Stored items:
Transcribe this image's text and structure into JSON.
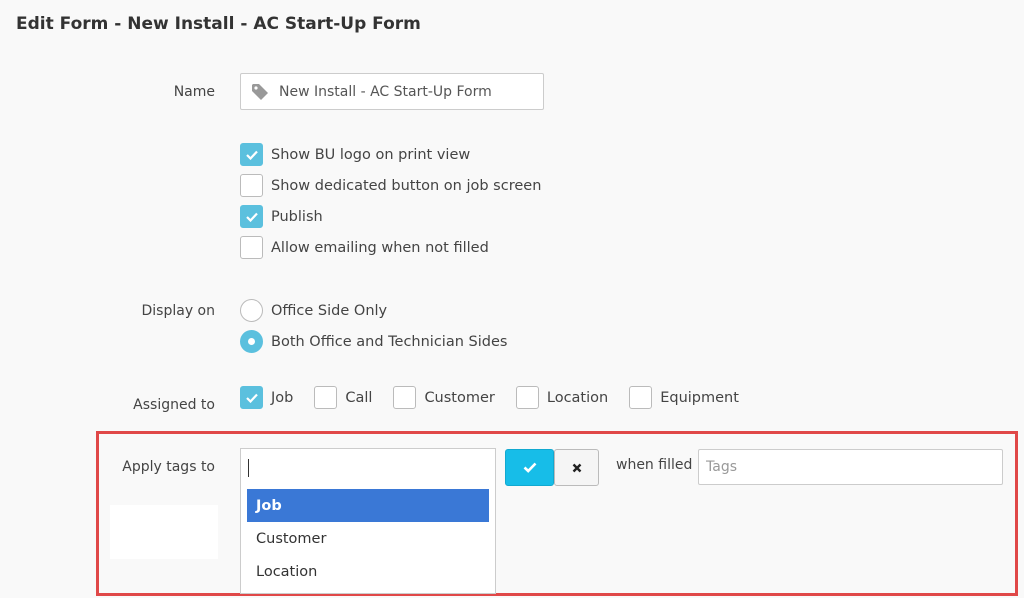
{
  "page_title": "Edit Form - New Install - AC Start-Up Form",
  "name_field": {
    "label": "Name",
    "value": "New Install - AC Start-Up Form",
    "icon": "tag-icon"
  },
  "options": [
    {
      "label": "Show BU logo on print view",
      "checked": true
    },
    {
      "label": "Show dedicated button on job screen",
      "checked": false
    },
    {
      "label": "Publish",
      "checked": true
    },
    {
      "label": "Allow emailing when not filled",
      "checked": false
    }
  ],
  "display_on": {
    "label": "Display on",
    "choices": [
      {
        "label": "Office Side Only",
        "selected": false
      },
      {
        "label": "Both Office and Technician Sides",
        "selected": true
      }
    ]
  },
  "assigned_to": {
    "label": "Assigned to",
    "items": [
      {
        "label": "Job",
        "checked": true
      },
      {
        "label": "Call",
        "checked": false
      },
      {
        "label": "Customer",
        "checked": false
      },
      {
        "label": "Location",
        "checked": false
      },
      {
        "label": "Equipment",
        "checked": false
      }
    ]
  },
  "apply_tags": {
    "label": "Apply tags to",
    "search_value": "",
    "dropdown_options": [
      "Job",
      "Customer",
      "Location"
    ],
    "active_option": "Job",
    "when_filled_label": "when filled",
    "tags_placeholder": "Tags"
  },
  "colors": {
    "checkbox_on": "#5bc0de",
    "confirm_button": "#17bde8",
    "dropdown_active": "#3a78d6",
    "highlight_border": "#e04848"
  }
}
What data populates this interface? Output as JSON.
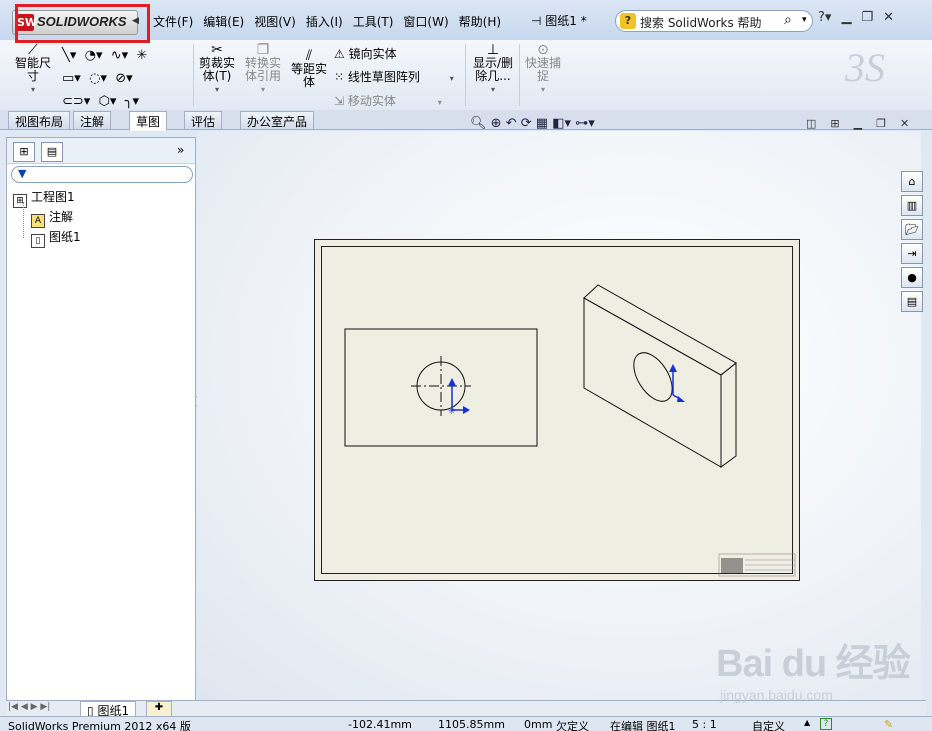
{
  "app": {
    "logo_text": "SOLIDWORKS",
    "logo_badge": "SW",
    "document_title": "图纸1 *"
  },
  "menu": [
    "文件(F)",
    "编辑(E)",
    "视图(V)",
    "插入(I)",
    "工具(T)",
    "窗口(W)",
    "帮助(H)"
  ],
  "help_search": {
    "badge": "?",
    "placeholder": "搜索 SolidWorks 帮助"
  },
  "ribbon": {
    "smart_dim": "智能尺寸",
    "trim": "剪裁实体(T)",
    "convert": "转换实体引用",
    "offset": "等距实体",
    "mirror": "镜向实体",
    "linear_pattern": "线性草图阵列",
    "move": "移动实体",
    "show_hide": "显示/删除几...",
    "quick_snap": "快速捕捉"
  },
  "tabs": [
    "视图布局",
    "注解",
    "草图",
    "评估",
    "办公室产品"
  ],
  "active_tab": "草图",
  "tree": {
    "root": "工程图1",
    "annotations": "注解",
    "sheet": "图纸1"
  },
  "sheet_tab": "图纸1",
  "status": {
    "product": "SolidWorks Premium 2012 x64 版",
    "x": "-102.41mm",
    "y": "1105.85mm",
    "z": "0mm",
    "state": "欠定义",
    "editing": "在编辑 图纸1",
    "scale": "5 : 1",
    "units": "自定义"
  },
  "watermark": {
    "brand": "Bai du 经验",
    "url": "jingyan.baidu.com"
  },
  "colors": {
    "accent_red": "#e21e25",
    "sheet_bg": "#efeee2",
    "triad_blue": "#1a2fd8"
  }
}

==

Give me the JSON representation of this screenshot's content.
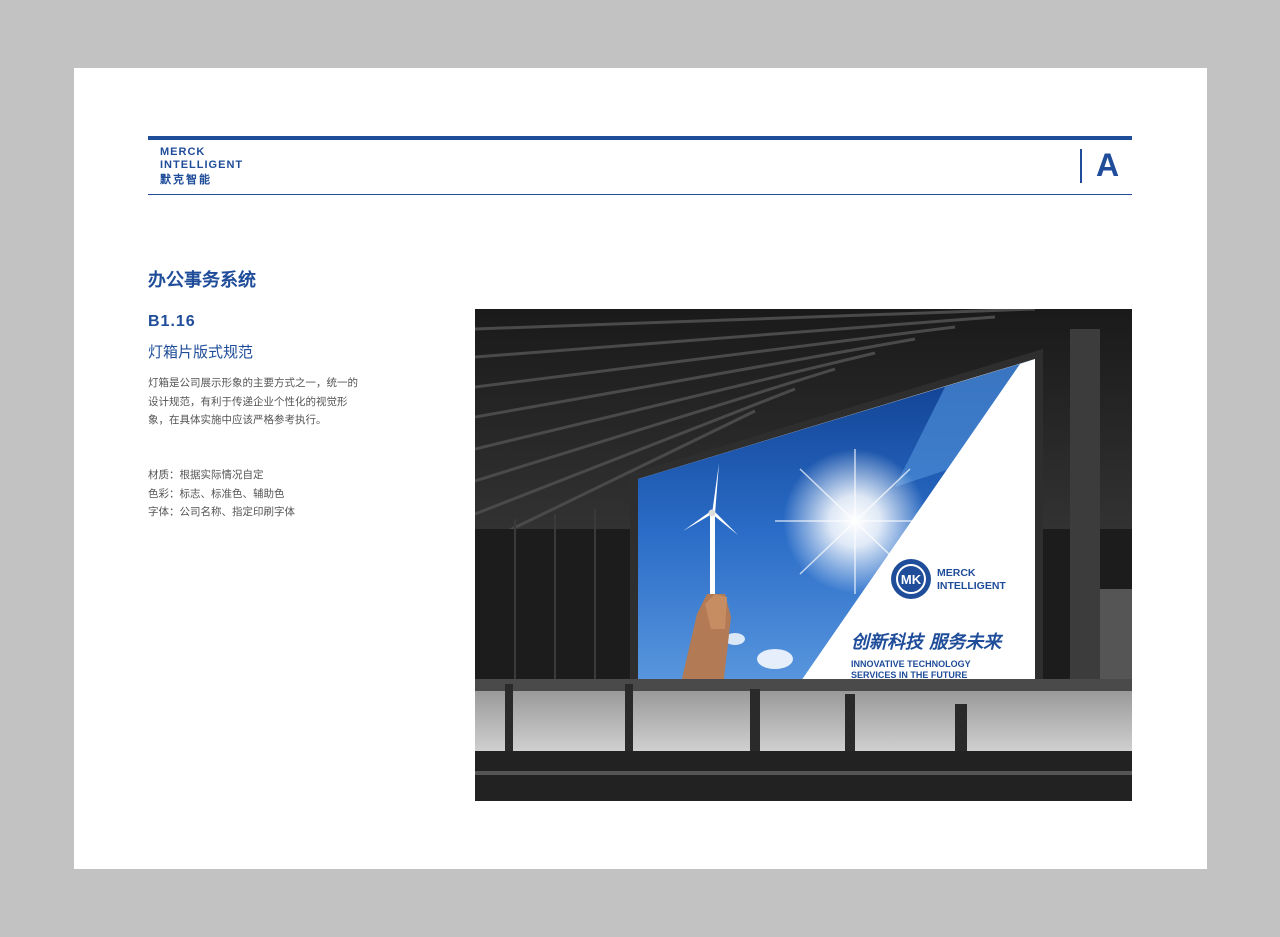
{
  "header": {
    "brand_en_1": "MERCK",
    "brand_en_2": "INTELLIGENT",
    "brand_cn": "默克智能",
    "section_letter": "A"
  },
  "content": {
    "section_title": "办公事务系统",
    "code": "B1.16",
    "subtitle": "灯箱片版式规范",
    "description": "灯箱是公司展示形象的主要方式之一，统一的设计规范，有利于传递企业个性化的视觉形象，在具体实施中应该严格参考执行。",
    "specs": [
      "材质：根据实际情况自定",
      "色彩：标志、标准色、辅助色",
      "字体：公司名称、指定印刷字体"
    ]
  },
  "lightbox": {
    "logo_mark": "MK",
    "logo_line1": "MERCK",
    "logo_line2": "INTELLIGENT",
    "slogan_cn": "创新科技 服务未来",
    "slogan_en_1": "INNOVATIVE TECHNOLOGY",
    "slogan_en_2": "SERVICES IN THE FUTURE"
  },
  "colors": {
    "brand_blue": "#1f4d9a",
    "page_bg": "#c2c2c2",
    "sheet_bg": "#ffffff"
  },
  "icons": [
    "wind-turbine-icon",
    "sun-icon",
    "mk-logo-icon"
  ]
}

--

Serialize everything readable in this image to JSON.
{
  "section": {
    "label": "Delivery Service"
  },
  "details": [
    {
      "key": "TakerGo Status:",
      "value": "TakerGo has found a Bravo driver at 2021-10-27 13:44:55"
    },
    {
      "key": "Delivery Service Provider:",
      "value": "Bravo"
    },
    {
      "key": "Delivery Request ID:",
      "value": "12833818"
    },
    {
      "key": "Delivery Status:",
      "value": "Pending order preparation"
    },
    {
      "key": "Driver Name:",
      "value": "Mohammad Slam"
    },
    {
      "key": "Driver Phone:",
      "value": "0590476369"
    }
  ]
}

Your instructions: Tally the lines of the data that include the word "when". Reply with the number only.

Final answer: 2